## WHAT THIS TASK INVOLVES:
Keeping every word intact, reproduce all of the records.
─── SUPPLIED ENTRIES
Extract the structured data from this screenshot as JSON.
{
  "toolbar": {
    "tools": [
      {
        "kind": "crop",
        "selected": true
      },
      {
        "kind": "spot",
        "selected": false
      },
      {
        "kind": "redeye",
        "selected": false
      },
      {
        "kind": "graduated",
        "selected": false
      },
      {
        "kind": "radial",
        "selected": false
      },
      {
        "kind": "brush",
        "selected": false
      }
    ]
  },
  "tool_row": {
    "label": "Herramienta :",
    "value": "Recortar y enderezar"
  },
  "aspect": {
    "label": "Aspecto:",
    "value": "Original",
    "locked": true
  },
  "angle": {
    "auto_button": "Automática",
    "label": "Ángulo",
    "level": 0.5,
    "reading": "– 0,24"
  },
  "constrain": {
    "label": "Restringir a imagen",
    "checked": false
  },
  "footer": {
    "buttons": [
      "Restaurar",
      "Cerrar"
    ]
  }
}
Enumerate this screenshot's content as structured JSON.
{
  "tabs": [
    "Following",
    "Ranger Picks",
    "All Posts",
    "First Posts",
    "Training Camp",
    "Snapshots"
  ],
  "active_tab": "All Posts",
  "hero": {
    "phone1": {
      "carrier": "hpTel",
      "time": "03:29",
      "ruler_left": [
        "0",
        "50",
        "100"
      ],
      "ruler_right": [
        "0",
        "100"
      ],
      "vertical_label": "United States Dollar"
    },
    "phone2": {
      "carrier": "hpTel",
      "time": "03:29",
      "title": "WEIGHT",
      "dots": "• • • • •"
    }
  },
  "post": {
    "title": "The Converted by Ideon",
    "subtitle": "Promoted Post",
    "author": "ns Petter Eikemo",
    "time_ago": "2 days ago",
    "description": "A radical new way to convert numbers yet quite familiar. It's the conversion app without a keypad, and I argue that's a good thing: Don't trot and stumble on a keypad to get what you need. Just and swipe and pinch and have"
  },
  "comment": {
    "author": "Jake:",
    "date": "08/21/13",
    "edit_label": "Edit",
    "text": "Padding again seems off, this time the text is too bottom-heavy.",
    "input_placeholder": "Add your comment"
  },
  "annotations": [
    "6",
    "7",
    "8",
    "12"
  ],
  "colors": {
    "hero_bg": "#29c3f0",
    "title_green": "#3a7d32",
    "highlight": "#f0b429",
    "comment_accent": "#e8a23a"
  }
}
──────
## RESULT:
Extract the structured data from this screenshot as JSON.
{
  "toolbar": {
    "tools": [
      {
        "kind": "crop",
        "selected": true
      },
      {
        "kind": "spot",
        "selected": false
      },
      {
        "kind": "redeye",
        "selected": false
      },
      {
        "kind": "graduated",
        "selected": false
      },
      {
        "kind": "radial",
        "selected": false
      },
      {
        "kind": "brush",
        "selected": false
      }
    ]
  },
  "tool_row": {
    "label": "Herramienta :",
    "value": "Recortar y enderezar"
  },
  "aspect": {
    "label": "Aspecto:",
    "value": "Original",
    "locked": true
  },
  "angle": {
    "auto_button": "Automática",
    "label": "Ángulo",
    "level": 0.5,
    "reading": "– 0,24"
  },
  "constrain": {
    "label": "Restringir a imagen",
    "checked": false
  },
  "footer": {
    "buttons": [
      "Restaurar",
      "Cerrar"
    ]
  }
}
Enumerate this screenshot's content as structured JSON.
{
  "tabs": [
    "Following",
    "Ranger Picks",
    "All Posts",
    "First Posts",
    "Training Camp",
    "Snapshots"
  ],
  "active_tab": "All Posts",
  "hero": {
    "phone1": {
      "carrier": "hpTel",
      "time": "03:29",
      "ruler_left": [
        "0",
        "50",
        "100"
      ],
      "ruler_right": [
        "0",
        "100"
      ],
      "vertical_label": "United States Dollar"
    },
    "phone2": {
      "carrier": "hpTel",
      "time": "03:29",
      "title": "WEIGHT",
      "dots": "• • • • •"
    }
  },
  "post": {
    "title": "The Converted by Ideon",
    "subtitle": "Promoted Post",
    "author": "ns Petter Eikemo",
    "time_ago": "2 days ago",
    "description": "A radical new way to convert numbers yet quite familiar. It's the conversion app without a keypad, and I argue that's a good thing: Don't trot and stumble on a keypad to get what you need. Just and swipe and pinch and have"
  },
  "comment": {
    "author": "Jake:",
    "date": "08/21/13",
    "edit_label": "Edit",
    "text": "Padding again seems off, this time the text is too bottom-heavy.",
    "input_placeholder": "Add your comment"
  },
  "annotations": [
    "6",
    "7",
    "8",
    "12"
  ],
  "colors": {
    "hero_bg": "#29c3f0",
    "title_green": "#3a7d32",
    "highlight": "#f0b429",
    "comment_accent": "#e8a23a"
  }
}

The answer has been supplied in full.